<div style="width:100%">
    <label for="t1">Try to type in here:</label>
    <textarea id="t1" style="width:100%">Try to type here!</textarea>

Web application caching

Blogs, as most current web applications, need to address the server-side caching issue in order to reduce webserver load.

It looks like most people are quite happy with caching static versions of their pages for some defined amount of time. This method has often been called something like "half-baked/half-fried" in reference to the long running baked (static) versus fried (dynamic) discussion.

I'd actually call it "baked on demand"... but regardless of what name we use, I would not be satisfied with this.

I have actually done some experiments caching my blog homepages which is enough to significantly reduce load, but this really makes them too static for me. I do want to log some stuff in realtime, I do want new user comments to show up instantly, and most of all: I do want the page to be customized for each user: display new posts since last visit, display his personal choice of categories, etc... Caching a whole page for every possible combination seems plain stupid. (And it is! :>> )

Actually, the only smart caching mechanism one can be satisfied with in high-end web-applications is block-caching. As a matter of fact, a web page can actually almost always be considered as an assembly of different blocks. Some are static, some are dynamically updated several times a day, some are related to the user himself and some are so dynamic they change everytime the page is displayed, no matter what! By caching each of these blocks individually when it makes sense and rebuilding only those necessary at a given time, you can then reconstruct your whole page dynamically significantly faster than if you had to reconstruct all blocks from scratch every time.

And there you have it: performance and functionality.
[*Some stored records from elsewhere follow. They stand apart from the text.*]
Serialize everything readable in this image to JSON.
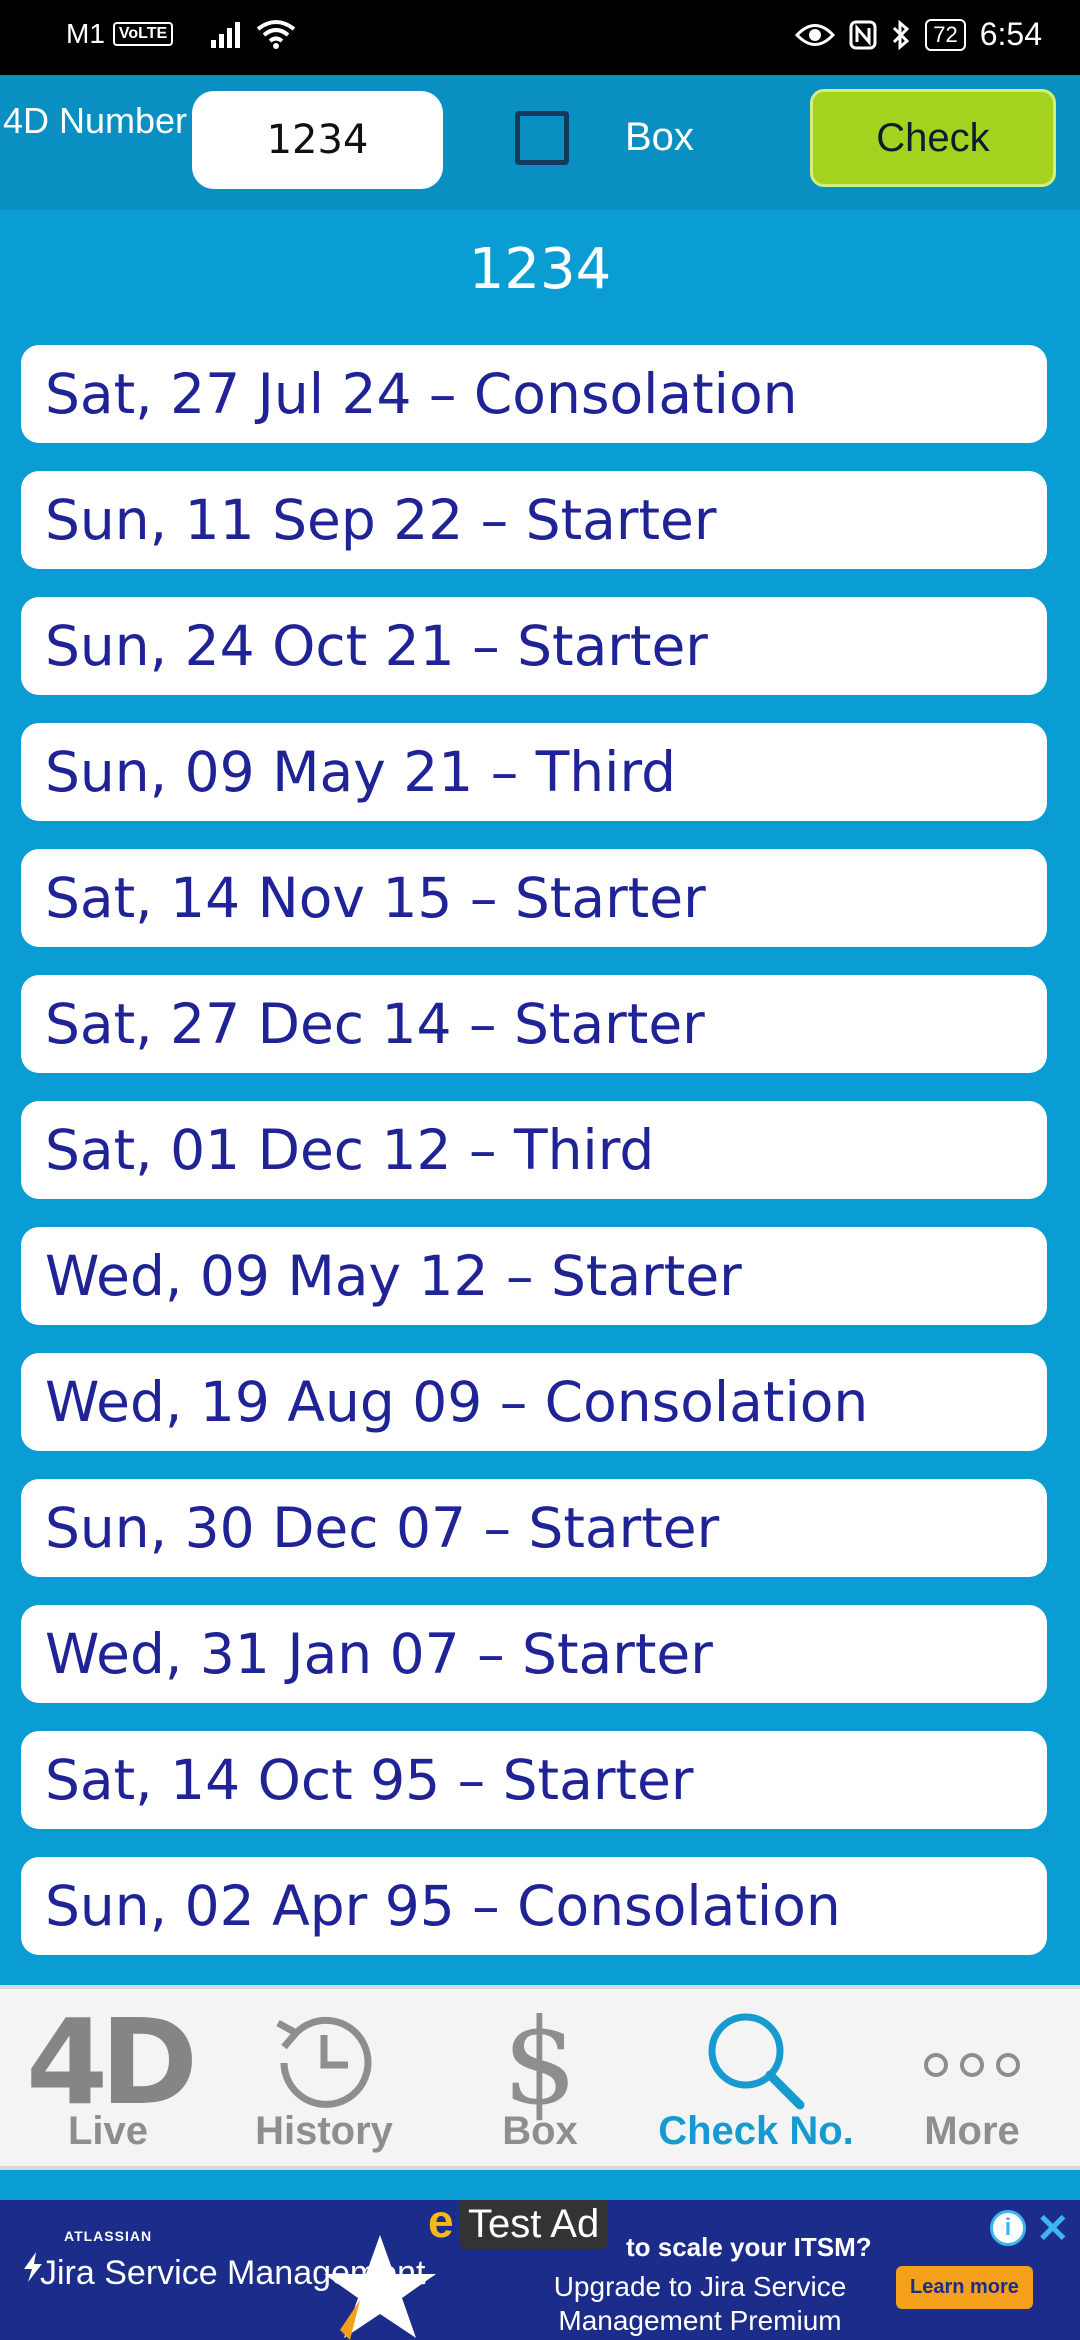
{
  "status_bar": {
    "carrier": "M1",
    "volte": "VoLTE",
    "battery": "72",
    "time": "6:54"
  },
  "header": {
    "label": "4D Number",
    "number_value": "1234",
    "number_placeholder": "",
    "box_label": "Box",
    "box_checked": false,
    "check_label": "Check"
  },
  "result_title": "1234",
  "results": [
    "Sat, 27 Jul 24 – Consolation",
    "Sun, 11 Sep 22 – Starter",
    "Sun, 24 Oct 21 – Starter",
    "Sun, 09 May 21 – Third",
    "Sat, 14 Nov 15 – Starter",
    "Sat, 27 Dec 14 – Starter",
    "Sat, 01 Dec 12 – Third",
    "Wed, 09 May 12 – Starter",
    "Wed, 19 Aug 09 – Consolation",
    "Sun, 30 Dec 07 – Starter",
    "Wed, 31 Jan 07 – Starter",
    "Sat, 14 Oct 95 – Starter",
    "Sun, 02 Apr 95 – Consolation"
  ],
  "tabs": [
    {
      "label": "Live",
      "icon": "4d-logo-icon"
    },
    {
      "label": "History",
      "icon": "history-icon"
    },
    {
      "label": "Box",
      "icon": "dollar-icon"
    },
    {
      "label": "Check No.",
      "icon": "search-icon",
      "active": true
    },
    {
      "label": "More",
      "icon": "more-dots-icon"
    }
  ],
  "icon_4d_text": "4D",
  "icon_dollar_text": "$",
  "ad": {
    "brand_small": "ATLASSIAN",
    "brand": "Jira Service Management",
    "test_badge": "Test Ad",
    "tagline": "to scale your ITSM?",
    "subtitle": "Upgrade to Jira Service Management Premium",
    "cta": "Learn more"
  },
  "colors": {
    "background": "#0a9dd3",
    "header": "#0a8fc2",
    "check_button": "#a4d21e",
    "result_text": "#1f2396",
    "active_tab": "#179ad0"
  }
}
Yeah, Okay, I know... it's also much more complex to implement than any other caching mechanism... ;D

Unsubscribring from spam *STILL NOT* ;)
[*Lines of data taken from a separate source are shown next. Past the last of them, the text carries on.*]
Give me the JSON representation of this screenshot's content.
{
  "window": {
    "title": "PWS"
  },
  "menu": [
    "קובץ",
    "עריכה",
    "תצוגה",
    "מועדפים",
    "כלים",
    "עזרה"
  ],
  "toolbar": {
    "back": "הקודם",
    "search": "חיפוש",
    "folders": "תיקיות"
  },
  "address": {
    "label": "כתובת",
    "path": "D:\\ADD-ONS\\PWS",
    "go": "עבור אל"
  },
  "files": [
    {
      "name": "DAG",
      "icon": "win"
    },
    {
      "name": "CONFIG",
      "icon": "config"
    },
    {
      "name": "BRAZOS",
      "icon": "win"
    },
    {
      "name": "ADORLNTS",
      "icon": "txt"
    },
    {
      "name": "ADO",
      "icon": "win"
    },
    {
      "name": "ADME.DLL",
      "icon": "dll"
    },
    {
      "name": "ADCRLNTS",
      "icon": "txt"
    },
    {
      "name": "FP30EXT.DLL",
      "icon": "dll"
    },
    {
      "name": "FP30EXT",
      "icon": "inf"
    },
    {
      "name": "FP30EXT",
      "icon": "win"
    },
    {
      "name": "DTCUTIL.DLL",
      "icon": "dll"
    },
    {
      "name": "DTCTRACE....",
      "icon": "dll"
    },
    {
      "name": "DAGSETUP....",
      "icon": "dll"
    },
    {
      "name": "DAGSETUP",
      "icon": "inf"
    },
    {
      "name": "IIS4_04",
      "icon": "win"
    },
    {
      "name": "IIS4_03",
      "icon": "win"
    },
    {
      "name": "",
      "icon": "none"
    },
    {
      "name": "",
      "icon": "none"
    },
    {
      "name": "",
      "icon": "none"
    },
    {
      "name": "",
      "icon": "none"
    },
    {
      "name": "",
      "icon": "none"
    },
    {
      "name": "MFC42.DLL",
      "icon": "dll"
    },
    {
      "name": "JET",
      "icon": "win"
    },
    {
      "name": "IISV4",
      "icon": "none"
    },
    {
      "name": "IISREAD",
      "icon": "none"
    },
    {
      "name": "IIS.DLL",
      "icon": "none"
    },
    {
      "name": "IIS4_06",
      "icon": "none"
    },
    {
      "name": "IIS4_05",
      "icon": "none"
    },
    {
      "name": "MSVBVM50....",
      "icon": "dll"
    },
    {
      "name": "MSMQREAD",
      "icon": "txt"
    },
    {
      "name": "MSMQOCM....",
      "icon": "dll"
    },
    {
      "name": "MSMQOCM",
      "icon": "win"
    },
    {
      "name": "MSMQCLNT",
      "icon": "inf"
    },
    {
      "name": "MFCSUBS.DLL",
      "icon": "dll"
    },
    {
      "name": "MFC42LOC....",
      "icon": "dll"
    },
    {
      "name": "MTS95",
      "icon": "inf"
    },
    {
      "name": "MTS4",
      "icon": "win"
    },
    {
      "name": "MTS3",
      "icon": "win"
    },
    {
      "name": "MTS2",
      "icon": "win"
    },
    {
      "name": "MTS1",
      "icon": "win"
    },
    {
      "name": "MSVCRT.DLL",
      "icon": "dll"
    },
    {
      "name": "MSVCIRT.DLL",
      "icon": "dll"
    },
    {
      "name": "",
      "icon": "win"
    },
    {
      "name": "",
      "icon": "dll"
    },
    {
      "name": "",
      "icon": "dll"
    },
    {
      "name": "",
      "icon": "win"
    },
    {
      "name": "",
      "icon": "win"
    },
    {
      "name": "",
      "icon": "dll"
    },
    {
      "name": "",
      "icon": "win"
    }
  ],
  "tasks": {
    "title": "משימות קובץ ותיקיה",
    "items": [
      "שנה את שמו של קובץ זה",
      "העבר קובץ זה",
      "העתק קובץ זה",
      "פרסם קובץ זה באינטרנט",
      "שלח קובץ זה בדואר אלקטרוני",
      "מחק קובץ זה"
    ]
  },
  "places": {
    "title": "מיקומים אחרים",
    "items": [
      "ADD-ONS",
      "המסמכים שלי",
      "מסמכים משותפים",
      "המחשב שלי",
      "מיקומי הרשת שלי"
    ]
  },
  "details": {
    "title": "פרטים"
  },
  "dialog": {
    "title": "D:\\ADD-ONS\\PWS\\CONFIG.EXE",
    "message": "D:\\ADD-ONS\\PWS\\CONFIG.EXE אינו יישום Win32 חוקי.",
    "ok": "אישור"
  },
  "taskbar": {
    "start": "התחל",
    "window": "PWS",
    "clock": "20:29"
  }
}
Following up on wether or not to unsubscribe from spam, Cédric [site gone] adds some clarifications:

I am talking about the particular case of a spam email that defeated my filters and ended up in my Inbox. This is the one I want to get rid of. I don't care if more spammers end up getting my email address this way because their spams will most likely join all the others in my Spam folder (I suspect the success rate of my various filters is about 99% these days).

Very interesting point! Unsubscribing from those particular spams that pass the filters makes total sense and may succeed in getting less visible spam... but still, I'm not sure: what if they resell your qualified address to 50 spammers and 10% of them use clever spam filter defeating techniques? You run the risk of replacing one known spammer by 5 new spammers.

But I must admit: I'm far from conviced myself that 10% can really make it through the filters! :.

What puzzles me more is this:

[...] we are fighting a different war on spam these days. The goal is no longer to eradicate spam (this will never happen) but simply to acknowledge that spam is a reality and therefore, do your best so that its nuisance is limited to a minimum. In other words: design excellent spam filters.

=> I think that filtering is only the worst solution we have found so far: all the extra spam we allow to generate but don't see in our inboxes still harms network and mailserver fluidity... sometimes a lot! So replacing 1 unfiltered spam with 50 filtered ones just doesn't feel right to me...

...and I'm so glad I'm not administering mail servers any more :>>

Actually, we're all bearing the costs generated by all that spam on our networks! So we really may want to think twice before we promote any behaviour potentially allowing for (even slow) exponential growth! |-|